▶ Problem to solve
When you reach the line that contains "Read all visible content and emit it as JSON.", begin copying exactly and continue through the last line below. Do not copy pictures.
Start of Dataset entries
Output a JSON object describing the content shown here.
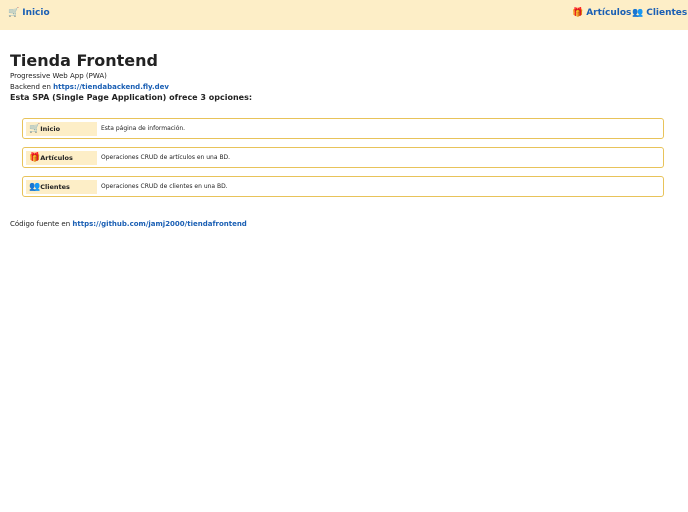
{
  "nav": {
    "inicio": {
      "icon": "🛒",
      "label": "Inicio"
    },
    "articulos": {
      "icon": "🎁",
      "label": "Artículos"
    },
    "clientes": {
      "icon": "👥",
      "label": "Clientes"
    }
  },
  "main": {
    "title": "Tienda Frontend",
    "subtitle": "Progressive Web App (PWA)",
    "backend_prefix": "Backend en ",
    "backend_link": "https://tiendabackend.fly.dev",
    "intro": "Esta SPA (Single Page Application) ofrece 3 opciones:",
    "options": [
      {
        "icon": "🛒",
        "label": "Inicio",
        "description": "Esta página de información."
      },
      {
        "icon": "🎁",
        "label": "Artículos",
        "description": "Operaciones CRUD de artículos en una BD."
      },
      {
        "icon": "👥",
        "label": "Clientes",
        "description": "Operaciones CRUD de clientes en una BD."
      }
    ],
    "source_prefix": "Código fuente en ",
    "source_link": "https://github.com/jamj2000/tiendafrontend"
  },
  "colors": {
    "topbar_bg": "#fdeec7",
    "link": "#1a5fb4",
    "option_border": "#e8c35a"
  }
}
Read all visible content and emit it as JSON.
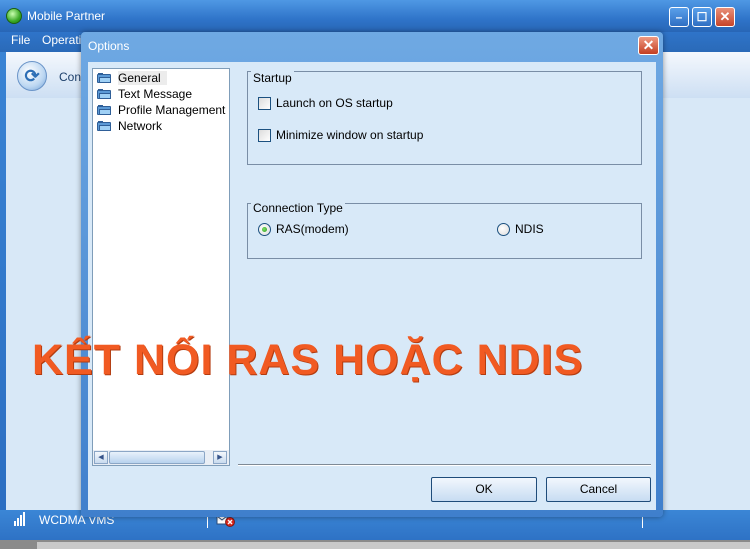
{
  "main_window": {
    "title": "Mobile Partner",
    "menu": {
      "file": "File",
      "operation": "Operati"
    },
    "toolbar": {
      "connect_label": "Con"
    },
    "status": {
      "network": "WCDMA  VMS"
    }
  },
  "dialog": {
    "title": "Options",
    "tree": {
      "items": [
        "General",
        "Text Message",
        "Profile Management",
        "Network"
      ],
      "selected": "General"
    },
    "startup": {
      "title": "Startup",
      "launch_label": "Launch on OS startup",
      "launch_checked": false,
      "minimize_label": "Minimize window on startup",
      "minimize_checked": false
    },
    "connection_type": {
      "title": "Connection Type",
      "ras_label": "RAS(modem)",
      "ndis_label": "NDIS",
      "selected": "RAS(modem)"
    },
    "buttons": {
      "ok": "OK",
      "cancel": "Cancel"
    }
  },
  "overlay": {
    "caption": "KẾT NỐI RAS HOẶC NDIS",
    "color": "#f15a22"
  },
  "icons": {
    "app": "app-icon",
    "connect": "connect-icon",
    "folder": "folder-icon",
    "signal": "signal-icon",
    "sms": "sms-icon"
  }
}
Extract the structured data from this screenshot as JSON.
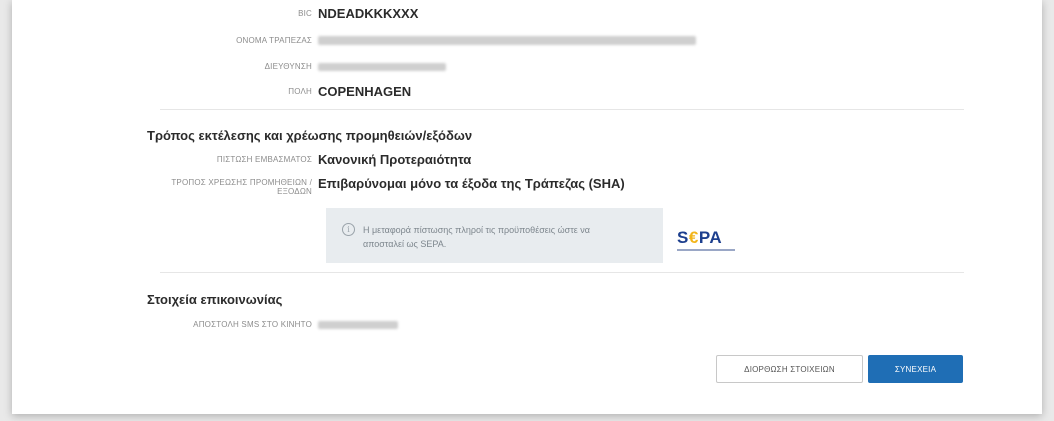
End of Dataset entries
▶ Answer to the exercise
Read all visible content and emit it as JSON.
{
  "main_window": {
    "title": "Mobile Partner",
    "menu": {
      "file": "File",
      "operation": "Operati"
    },
    "toolbar": {
      "connect_label": "Con"
    },
    "status": {
      "network": "WCDMA  VMS"
    }
  },
  "dialog": {
    "title": "Options",
    "tree": {
      "items": [
        "General",
        "Text Message",
        "Profile Management",
        "Network"
      ],
      "selected": "General"
    },
    "startup": {
      "title": "Startup",
      "launch_label": "Launch on OS startup",
      "launch_checked": false,
      "minimize_label": "Minimize window on startup",
      "minimize_checked": false
    },
    "connection_type": {
      "title": "Connection Type",
      "ras_label": "RAS(modem)",
      "ndis_label": "NDIS",
      "selected": "RAS(modem)"
    },
    "buttons": {
      "ok": "OK",
      "cancel": "Cancel"
    }
  },
  "overlay": {
    "caption": "KẾT NỐI RAS HOẶC NDIS",
    "color": "#f15a22"
  },
  "icons": {
    "app": "app-icon",
    "connect": "connect-icon",
    "folder": "folder-icon",
    "signal": "signal-icon",
    "sms": "sms-icon"
  }
}
Extract the structured data from this screenshot as JSON.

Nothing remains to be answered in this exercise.